■ **Task item**
Repeat the data below exactly. Include each line.
※
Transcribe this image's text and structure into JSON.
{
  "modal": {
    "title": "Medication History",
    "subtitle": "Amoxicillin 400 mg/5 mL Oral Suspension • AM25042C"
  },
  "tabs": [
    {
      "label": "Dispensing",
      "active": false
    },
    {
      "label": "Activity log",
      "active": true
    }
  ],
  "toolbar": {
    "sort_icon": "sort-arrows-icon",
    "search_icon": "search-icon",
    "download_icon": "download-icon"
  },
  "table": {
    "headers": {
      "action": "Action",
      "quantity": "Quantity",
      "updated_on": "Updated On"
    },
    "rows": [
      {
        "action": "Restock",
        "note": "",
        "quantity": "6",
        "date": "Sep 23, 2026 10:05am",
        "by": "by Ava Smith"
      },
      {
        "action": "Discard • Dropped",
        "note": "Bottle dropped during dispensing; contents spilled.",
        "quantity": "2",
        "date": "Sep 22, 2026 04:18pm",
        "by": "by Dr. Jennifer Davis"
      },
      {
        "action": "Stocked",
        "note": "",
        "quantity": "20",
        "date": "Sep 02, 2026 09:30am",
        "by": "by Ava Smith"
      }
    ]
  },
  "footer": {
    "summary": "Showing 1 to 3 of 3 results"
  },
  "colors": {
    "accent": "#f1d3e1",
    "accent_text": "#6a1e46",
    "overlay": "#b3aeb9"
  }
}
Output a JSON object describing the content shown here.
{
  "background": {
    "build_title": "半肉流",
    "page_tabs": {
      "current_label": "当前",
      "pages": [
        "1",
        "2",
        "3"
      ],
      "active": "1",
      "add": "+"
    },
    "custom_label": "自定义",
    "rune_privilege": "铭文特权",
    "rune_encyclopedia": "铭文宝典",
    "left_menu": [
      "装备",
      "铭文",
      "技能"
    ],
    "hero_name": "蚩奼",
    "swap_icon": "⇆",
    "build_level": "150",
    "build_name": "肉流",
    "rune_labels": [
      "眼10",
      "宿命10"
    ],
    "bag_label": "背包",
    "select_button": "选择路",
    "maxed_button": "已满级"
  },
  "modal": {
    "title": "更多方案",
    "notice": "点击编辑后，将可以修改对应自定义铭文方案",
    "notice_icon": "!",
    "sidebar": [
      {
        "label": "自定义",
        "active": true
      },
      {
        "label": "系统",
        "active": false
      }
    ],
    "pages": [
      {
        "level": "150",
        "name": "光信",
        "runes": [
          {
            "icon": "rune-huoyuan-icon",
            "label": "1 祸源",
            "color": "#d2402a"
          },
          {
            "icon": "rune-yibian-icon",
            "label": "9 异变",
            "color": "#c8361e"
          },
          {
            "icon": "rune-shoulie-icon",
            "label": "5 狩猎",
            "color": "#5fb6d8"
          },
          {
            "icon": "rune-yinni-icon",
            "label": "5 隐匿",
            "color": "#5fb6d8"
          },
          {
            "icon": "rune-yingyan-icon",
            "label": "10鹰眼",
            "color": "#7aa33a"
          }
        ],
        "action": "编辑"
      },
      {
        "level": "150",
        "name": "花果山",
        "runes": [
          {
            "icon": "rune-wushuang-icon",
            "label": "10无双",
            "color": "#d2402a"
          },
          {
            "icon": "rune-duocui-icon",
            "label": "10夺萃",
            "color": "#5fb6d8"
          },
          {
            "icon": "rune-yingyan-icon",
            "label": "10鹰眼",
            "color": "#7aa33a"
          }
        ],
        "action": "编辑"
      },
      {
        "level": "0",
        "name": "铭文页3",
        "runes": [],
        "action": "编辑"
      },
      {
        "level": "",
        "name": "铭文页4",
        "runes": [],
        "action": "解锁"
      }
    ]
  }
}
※
■ **Problem solution**
Transcribe this image's text and structure into JSON.
{
  "modal": {
    "title": "Medication History",
    "subtitle": "Amoxicillin 400 mg/5 mL Oral Suspension • AM25042C"
  },
  "tabs": [
    {
      "label": "Dispensing",
      "active": false
    },
    {
      "label": "Activity log",
      "active": true
    }
  ],
  "toolbar": {
    "sort_icon": "sort-arrows-icon",
    "search_icon": "search-icon",
    "download_icon": "download-icon"
  },
  "table": {
    "headers": {
      "action": "Action",
      "quantity": "Quantity",
      "updated_on": "Updated On"
    },
    "rows": [
      {
        "action": "Restock",
        "note": "",
        "quantity": "6",
        "date": "Sep 23, 2026 10:05am",
        "by": "by Ava Smith"
      },
      {
        "action": "Discard • Dropped",
        "note": "Bottle dropped during dispensing; contents spilled.",
        "quantity": "2",
        "date": "Sep 22, 2026 04:18pm",
        "by": "by Dr. Jennifer Davis"
      },
      {
        "action": "Stocked",
        "note": "",
        "quantity": "20",
        "date": "Sep 02, 2026 09:30am",
        "by": "by Ava Smith"
      }
    ]
  },
  "footer": {
    "summary": "Showing 1 to 3 of 3 results"
  },
  "colors": {
    "accent": "#f1d3e1",
    "accent_text": "#6a1e46",
    "overlay": "#b3aeb9"
  }
}
Output a JSON object describing the content shown here.
{
  "background": {
    "build_title": "半肉流",
    "page_tabs": {
      "current_label": "当前",
      "pages": [
        "1",
        "2",
        "3"
      ],
      "active": "1",
      "add": "+"
    },
    "custom_label": "自定义",
    "rune_privilege": "铭文特权",
    "rune_encyclopedia": "铭文宝典",
    "left_menu": [
      "装备",
      "铭文",
      "技能"
    ],
    "hero_name": "蚩奼",
    "swap_icon": "⇆",
    "build_level": "150",
    "build_name": "肉流",
    "rune_labels": [
      "眼10",
      "宿命10"
    ],
    "bag_label": "背包",
    "select_button": "选择路",
    "maxed_button": "已满级"
  },
  "modal": {
    "title": "更多方案",
    "notice": "点击编辑后，将可以修改对应自定义铭文方案",
    "notice_icon": "!",
    "sidebar": [
      {
        "label": "自定义",
        "active": true
      },
      {
        "label": "系统",
        "active": false
      }
    ],
    "pages": [
      {
        "level": "150",
        "name": "光信",
        "runes": [
          {
            "icon": "rune-huoyuan-icon",
            "label": "1 祸源",
            "color": "#d2402a"
          },
          {
            "icon": "rune-yibian-icon",
            "label": "9 异变",
            "color": "#c8361e"
          },
          {
            "icon": "rune-shoulie-icon",
            "label": "5 狩猎",
            "color": "#5fb6d8"
          },
          {
            "icon": "rune-yinni-icon",
            "label": "5 隐匿",
            "color": "#5fb6d8"
          },
          {
            "icon": "rune-yingyan-icon",
            "label": "10鹰眼",
            "color": "#7aa33a"
          }
        ],
        "action": "编辑"
      },
      {
        "level": "150",
        "name": "花果山",
        "runes": [
          {
            "icon": "rune-wushuang-icon",
            "label": "10无双",
            "color": "#d2402a"
          },
          {
            "icon": "rune-duocui-icon",
            "label": "10夺萃",
            "color": "#5fb6d8"
          },
          {
            "icon": "rune-yingyan-icon",
            "label": "10鹰眼",
            "color": "#7aa33a"
          }
        ],
        "action": "编辑"
      },
      {
        "level": "0",
        "name": "铭文页3",
        "runes": [],
        "action": "编辑"
      },
      {
        "level": "",
        "name": "铭文页4",
        "runes": [],
        "action": "解锁"
      }
    ]
  }
}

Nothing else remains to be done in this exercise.